“In August of 2011, Steve Jobs, the tech icon who disrupted a string of traditional industries, called me and told me he thought he’d figured out a way to revolutionize TV,” Walt Mossberg writes for Recode. “He invited me to come see it at Apple in a few months, but he died just six weeks later and that meeting never came to pass.”
“Not long after, in his authorized biography of Jobs, the author Walter Isaacson quoted him as saying he thought he had ‘cracked’ the problem of TV,” Mossberg writes. “More than five years have passed, and while Apple and its rivals have enabled TV viewing on a huge number of mobile devices, nobody has fully and truly revolutionized traditional TV.”
“A huge number of households in the U.S. — over 90 million — are still stubbornly sticking to buying big bundles of mostly unwatched networks, with shows primarily presented in linear fashion and interrupted by interstitial ads, even if they also use the newer devices and services,” Mossberg writes. “Their numbers are declining, but not yet collapsing. For these viewers, it might as well be 20 years ago.”
Read more in the full article here.
MacDailyNews Take: Ooh, that Caavo sounds very interesting – for the time being, while we wait, seemingly forever.
Content is king. Obviously.
Apple’s Eddy Cue alienated cable providers and networks with an assertive negotiating style – report – July 28, 2016
Why Apple should buy Netflix or something – February 22, 2017
Apple’s arrogance said to contribute to struggles to make big deals – February 15, 2017
Apple hires Amazon’s Fire TV head to run Apple TV business – February 8, 2017
Why Apple should buy Disney – January 26, 2017
Apple’s new TV app shows just how painfully behind Apple is – December 14, 2016
Apple approached Time Warner about possible merger before AT&T talks – October 21, 2016
Apple’s Eddy Cue: Nope, we don’t want to be Netflix – October 20, 2016
Google signs up CBS for planned web TV service to debut in early 2017; close to deal with 21st Century Fox – October 20, 2016
Bernstein: Apple buying Netflix would be a waste of $50 billion – October 5, 2016

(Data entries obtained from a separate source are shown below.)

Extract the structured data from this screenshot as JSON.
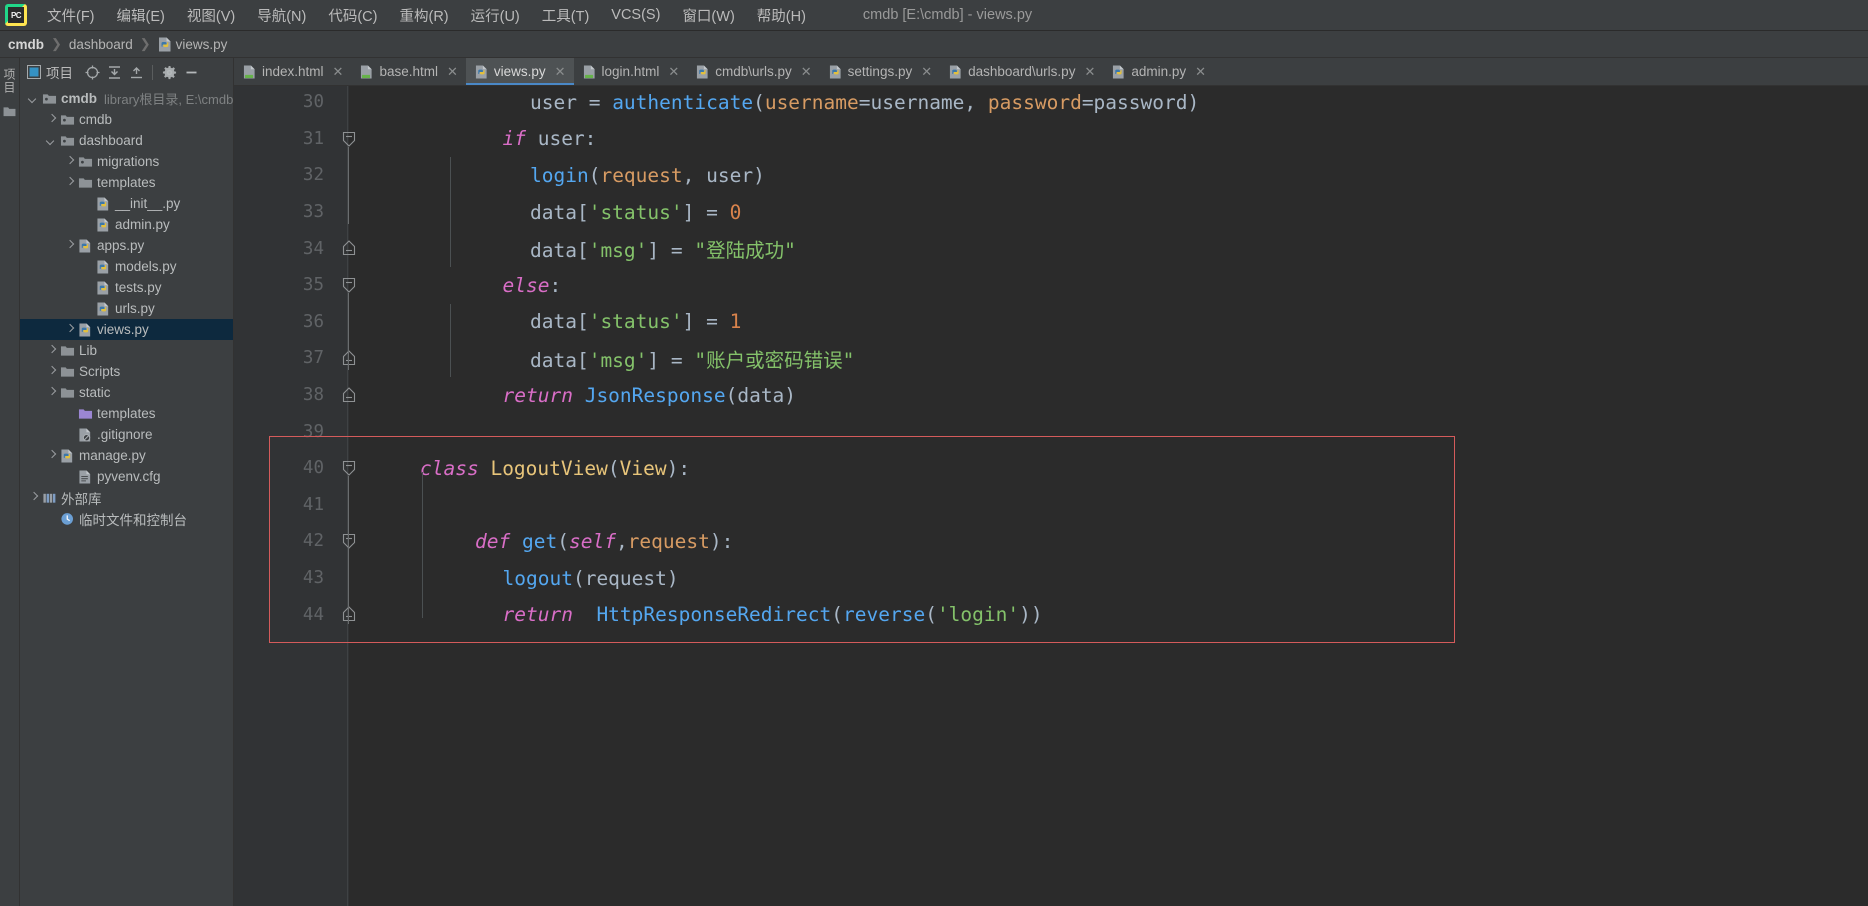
{
  "window": {
    "title": "cmdb [E:\\cmdb] - views.py",
    "logo_text": "PC"
  },
  "menubar": {
    "items": [
      {
        "label": "文件(F)",
        "name": "menu-file"
      },
      {
        "label": "编辑(E)",
        "name": "menu-edit"
      },
      {
        "label": "视图(V)",
        "name": "menu-view"
      },
      {
        "label": "导航(N)",
        "name": "menu-navigate"
      },
      {
        "label": "代码(C)",
        "name": "menu-code"
      },
      {
        "label": "重构(R)",
        "name": "menu-refactor"
      },
      {
        "label": "运行(U)",
        "name": "menu-run"
      },
      {
        "label": "工具(T)",
        "name": "menu-tools"
      },
      {
        "label": "VCS(S)",
        "name": "menu-vcs"
      },
      {
        "label": "窗口(W)",
        "name": "menu-window"
      },
      {
        "label": "帮助(H)",
        "name": "menu-help"
      }
    ]
  },
  "breadcrumb": {
    "items": [
      {
        "label": "cmdb",
        "bold": true,
        "icon": null
      },
      {
        "label": "dashboard",
        "bold": false,
        "icon": null
      },
      {
        "label": "views.py",
        "bold": false,
        "icon": "python-file-icon"
      }
    ],
    "separator": "❯"
  },
  "left_strip": {
    "tab_label": "项目",
    "icon": "folder-icon"
  },
  "project_panel": {
    "title": "项目",
    "toolbar": [
      {
        "name": "project-view-selector-icon",
        "label": "project-scope"
      },
      {
        "name": "locate-target-icon",
        "label": "scroll-from-source"
      },
      {
        "name": "expand-all-icon",
        "label": "expand-all"
      },
      {
        "name": "collapse-all-icon",
        "label": "collapse-all"
      },
      {
        "name": "gear-icon",
        "label": "settings"
      },
      {
        "name": "minimize-icon",
        "label": "hide"
      }
    ],
    "tree": [
      {
        "label": "cmdb",
        "meta": "library根目录, E:\\cmdb",
        "indent": 0,
        "arrow": "open",
        "icon": "folder-module-icon",
        "bold": true,
        "selected": false
      },
      {
        "label": "cmdb",
        "meta": "",
        "indent": 1,
        "arrow": "closed",
        "icon": "folder-source-icon",
        "bold": false,
        "selected": false
      },
      {
        "label": "dashboard",
        "meta": "",
        "indent": 1,
        "arrow": "open",
        "icon": "folder-source-icon",
        "bold": false,
        "selected": false
      },
      {
        "label": "migrations",
        "meta": "",
        "indent": 2,
        "arrow": "closed",
        "icon": "folder-source-icon",
        "bold": false,
        "selected": false
      },
      {
        "label": "templates",
        "meta": "",
        "indent": 2,
        "arrow": "closed",
        "icon": "folder-icon",
        "bold": false,
        "selected": false
      },
      {
        "label": "__init__.py",
        "meta": "",
        "indent": 3,
        "arrow": "none",
        "icon": "python-file-icon",
        "bold": false,
        "selected": false
      },
      {
        "label": "admin.py",
        "meta": "",
        "indent": 3,
        "arrow": "none",
        "icon": "python-file-icon",
        "bold": false,
        "selected": false
      },
      {
        "label": "apps.py",
        "meta": "",
        "indent": 2,
        "arrow": "closed",
        "icon": "python-file-icon",
        "bold": false,
        "selected": false
      },
      {
        "label": "models.py",
        "meta": "",
        "indent": 3,
        "arrow": "none",
        "icon": "python-file-icon",
        "bold": false,
        "selected": false
      },
      {
        "label": "tests.py",
        "meta": "",
        "indent": 3,
        "arrow": "none",
        "icon": "python-file-icon",
        "bold": false,
        "selected": false
      },
      {
        "label": "urls.py",
        "meta": "",
        "indent": 3,
        "arrow": "none",
        "icon": "python-file-icon",
        "bold": false,
        "selected": false
      },
      {
        "label": "views.py",
        "meta": "",
        "indent": 2,
        "arrow": "closed",
        "icon": "python-file-icon",
        "bold": false,
        "selected": true
      },
      {
        "label": "Lib",
        "meta": "",
        "indent": 1,
        "arrow": "closed",
        "icon": "folder-icon",
        "bold": false,
        "selected": false
      },
      {
        "label": "Scripts",
        "meta": "",
        "indent": 1,
        "arrow": "closed",
        "icon": "folder-icon",
        "bold": false,
        "selected": false
      },
      {
        "label": "static",
        "meta": "",
        "indent": 1,
        "arrow": "closed",
        "icon": "folder-icon",
        "bold": false,
        "selected": false
      },
      {
        "label": "templates",
        "meta": "",
        "indent": 2,
        "arrow": "none",
        "icon": "folder-template-icon",
        "bold": false,
        "selected": false
      },
      {
        "label": ".gitignore",
        "meta": "",
        "indent": 2,
        "arrow": "none",
        "icon": "gitignore-file-icon",
        "bold": false,
        "selected": false
      },
      {
        "label": "manage.py",
        "meta": "",
        "indent": 1,
        "arrow": "closed",
        "icon": "python-file-icon",
        "bold": false,
        "selected": false
      },
      {
        "label": "pyvenv.cfg",
        "meta": "",
        "indent": 2,
        "arrow": "none",
        "icon": "config-file-icon",
        "bold": false,
        "selected": false
      },
      {
        "label": "外部库",
        "meta": "",
        "indent": 0,
        "arrow": "closed",
        "icon": "external-libraries-icon",
        "bold": false,
        "selected": false
      },
      {
        "label": "临时文件和控制台",
        "meta": "",
        "indent": 1,
        "arrow": "none",
        "icon": "scratches-icon",
        "bold": false,
        "selected": false
      }
    ]
  },
  "editor": {
    "tabs": [
      {
        "label": "index.html",
        "icon": "html-file-icon",
        "active": false,
        "close": "✕"
      },
      {
        "label": "base.html",
        "icon": "html-file-icon",
        "active": false,
        "close": "✕"
      },
      {
        "label": "views.py",
        "icon": "python-file-icon",
        "active": true,
        "close": "✕"
      },
      {
        "label": "login.html",
        "icon": "html-file-icon",
        "active": false,
        "close": "✕"
      },
      {
        "label": "cmdb\\urls.py",
        "icon": "python-file-icon",
        "active": false,
        "close": "✕"
      },
      {
        "label": "settings.py",
        "icon": "python-file-icon",
        "active": false,
        "close": "✕"
      },
      {
        "label": "dashboard\\urls.py",
        "icon": "python-file-icon",
        "active": false,
        "close": "✕"
      },
      {
        "label": "admin.py",
        "icon": "python-file-icon",
        "active": false,
        "close": "✕"
      }
    ],
    "first_line_number": 30,
    "annotation": {
      "color": "#d45b5b",
      "from_line": 40,
      "to_line": 44
    },
    "lines": [
      {
        "num": 30,
        "fold": "none",
        "indent_guides": [],
        "tokens": [
          {
            "t": "user ",
            "c": "plain"
          },
          {
            "t": "= ",
            "c": "plain"
          },
          {
            "t": "authenticate",
            "c": "fn"
          },
          {
            "t": "(",
            "c": "plain"
          },
          {
            "t": "username",
            "c": "param"
          },
          {
            "t": "=username, ",
            "c": "plain"
          },
          {
            "t": "password",
            "c": "param"
          },
          {
            "t": "=password)",
            "c": "plain"
          }
        ],
        "indent": 4
      },
      {
        "num": 31,
        "fold": "collapse-down",
        "indent_guides": [],
        "tokens": [
          {
            "t": "if",
            "c": "kwi"
          },
          {
            "t": " user:",
            "c": "plain"
          }
        ],
        "indent": 3
      },
      {
        "num": 32,
        "fold": "none",
        "indent_guides": [
          1
        ],
        "tokens": [
          {
            "t": "login",
            "c": "fn"
          },
          {
            "t": "(",
            "c": "plain"
          },
          {
            "t": "request",
            "c": "param"
          },
          {
            "t": ", user)",
            "c": "plain"
          }
        ],
        "indent": 4
      },
      {
        "num": 33,
        "fold": "none",
        "indent_guides": [
          1
        ],
        "tokens": [
          {
            "t": "data[",
            "c": "plain"
          },
          {
            "t": "'status'",
            "c": "str"
          },
          {
            "t": "] = ",
            "c": "plain"
          },
          {
            "t": "0",
            "c": "num"
          }
        ],
        "indent": 4
      },
      {
        "num": 34,
        "fold": "collapse-up",
        "indent_guides": [
          1
        ],
        "tokens": [
          {
            "t": "data[",
            "c": "plain"
          },
          {
            "t": "'msg'",
            "c": "str"
          },
          {
            "t": "] = ",
            "c": "plain"
          },
          {
            "t": "\"登陆成功\"",
            "c": "str"
          }
        ],
        "indent": 4
      },
      {
        "num": 35,
        "fold": "collapse-down",
        "indent_guides": [],
        "tokens": [
          {
            "t": "else",
            "c": "kwi"
          },
          {
            "t": ":",
            "c": "plain"
          }
        ],
        "indent": 3
      },
      {
        "num": 36,
        "fold": "none",
        "indent_guides": [
          1
        ],
        "tokens": [
          {
            "t": "data[",
            "c": "plain"
          },
          {
            "t": "'status'",
            "c": "str"
          },
          {
            "t": "] = ",
            "c": "plain"
          },
          {
            "t": "1",
            "c": "num"
          }
        ],
        "indent": 4
      },
      {
        "num": 37,
        "fold": "collapse-up",
        "indent_guides": [
          1
        ],
        "tokens": [
          {
            "t": "data[",
            "c": "plain"
          },
          {
            "t": "'msg'",
            "c": "str"
          },
          {
            "t": "] = ",
            "c": "plain"
          },
          {
            "t": "\"账户或密码错误\"",
            "c": "str"
          }
        ],
        "indent": 4
      },
      {
        "num": 38,
        "fold": "collapse-up",
        "indent_guides": [],
        "tokens": [
          {
            "t": "return",
            "c": "kwi"
          },
          {
            "t": " ",
            "c": "plain"
          },
          {
            "t": "JsonResponse",
            "c": "fn"
          },
          {
            "t": "(data)",
            "c": "plain"
          }
        ],
        "indent": 3
      },
      {
        "num": 39,
        "fold": "none",
        "indent_guides": [],
        "tokens": [],
        "indent": 0
      },
      {
        "num": 40,
        "fold": "expand",
        "indent_guides": [],
        "tokens": [
          {
            "t": "class",
            "c": "kwi"
          },
          {
            "t": " ",
            "c": "plain"
          },
          {
            "t": "LogoutView",
            "c": "cls"
          },
          {
            "t": "(",
            "c": "plain"
          },
          {
            "t": "View",
            "c": "cls"
          },
          {
            "t": "):",
            "c": "plain"
          }
        ],
        "indent": 0
      },
      {
        "num": 41,
        "fold": "none",
        "indent_guides": [],
        "tokens": [],
        "indent": 0
      },
      {
        "num": 42,
        "fold": "expand",
        "indent_guides": [],
        "tokens": [
          {
            "t": "def",
            "c": "kwi"
          },
          {
            "t": " ",
            "c": "plain"
          },
          {
            "t": "get",
            "c": "fn"
          },
          {
            "t": "(",
            "c": "plain"
          },
          {
            "t": "self",
            "c": "selfkw"
          },
          {
            "t": ",",
            "c": "plain"
          },
          {
            "t": "request",
            "c": "param"
          },
          {
            "t": "):",
            "c": "plain"
          }
        ],
        "indent": 2
      },
      {
        "num": 43,
        "fold": "none",
        "indent_guides": [],
        "tokens": [
          {
            "t": "logout",
            "c": "fn"
          },
          {
            "t": "(",
            "c": "plain"
          },
          {
            "t": "request",
            "c": "plain"
          },
          {
            "t": ")",
            "c": "plain"
          }
        ],
        "indent": 3
      },
      {
        "num": 44,
        "fold": "collapse-up",
        "indent_guides": [],
        "tokens": [
          {
            "t": "return",
            "c": "kwi"
          },
          {
            "t": "  ",
            "c": "plain"
          },
          {
            "t": "HttpResponseRedirect",
            "c": "fn"
          },
          {
            "t": "(",
            "c": "plain"
          },
          {
            "t": "reverse",
            "c": "fn"
          },
          {
            "t": "(",
            "c": "plain"
          },
          {
            "t": "'login'",
            "c": "str"
          },
          {
            "t": "))",
            "c": "plain"
          }
        ],
        "indent": 3
      }
    ]
  },
  "colors": {
    "ui_bg": "#3c3f41",
    "editor_bg": "#2b2b2b",
    "gutter_bg": "#313335",
    "selection": "#0d293e",
    "tab_active": "#4e5254",
    "tab_underline": "#4a88c7",
    "annotation_red": "#d45b5b",
    "string_green": "#84c26a",
    "keyword_magenta": "#d96ec7",
    "function_blue": "#54a7f0",
    "class_gold": "#e8c57a",
    "param_orange": "#d79b63"
  }
}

A chance for an Apple buyout offer as Netflix stumbles – July 19, 2016
Here comes á la carte programming – without Apple – July 13, 2016
Should Apple absorb Netflix? – July 11, 2016
Apple to buy Netflix? – May 27, 2016
Should Apple buy Netflix for $53 billion? – May 10, 2016
Apple declines to place bid on NFL Thursday Night Football – March 3, 2016
Why Apple should buy Netflix – January 7, 2016
Apple TV 4 is a beta product and, if you bought one, you’re an unpaid beta tester – November 5, 2015
Apple made ‘audacious bid’ for Top Gear trio of Clarkson, Hammond and May, but lost out to Bezos’ Amazon – September 1, 2015
Why Apple should buy Netflix – April 21, 2015
Why Apple should buy Netflix – March 26, 2014
Jim Cramer: Apple should buy Twitter or Netflix to spur growth – February 7, 2013
The Netflix buyout battle: Apple vs. Time Warner – April 10, 2012
The problem may be as simple as there is no Steve Jobs persuasive figure to negotiate content deals anymore and Eddie Cue isn’t it. Even on stage he seems like the drunken uncle you see lounging about in a bar whiling away the hours in a stupor.
Apple really needs to hire a top negotiator and kick Eddie to the curb.
Trying to figure out when and where to use that word which is new to me.
I distilled its meaning used in several disciplines and made a general definition that may cover them all: Spaces, usually small, between nearby things. One definition cited teeth or biological cells. I cite parked cars, paintings on a wall, files on my iMac’s desktop, and Tim’s releases of products.
Apple needs to buy Caavo today. They are way ahead of the ball on their approach to the media consumption problem. I could see an AppleTV Pro based on Caavo.
Aanother loser company Apple should buy?
Caavo appears to have a corner on ‘It Just Works.’ Good catch Dasgeek.
“A huge number of households in the U.S. … are still stubbornly sticking to buying big bundles of mostly unwatched networks”
Because it’s VERY, VERY EASY and they already understand it. Until something else is just as easy, most of those people are not going to shift.
Why cable TV is not collapsing: The cable companies are manipulating their customers by DEMANDING that they get cable TV if they want a price break on their Internet service. That is exactly the trickery pulled on me by Time Warner Cable/Charter/Spectrum. The resulting price was still a gouge job, the scum. AND their Internet service is awful.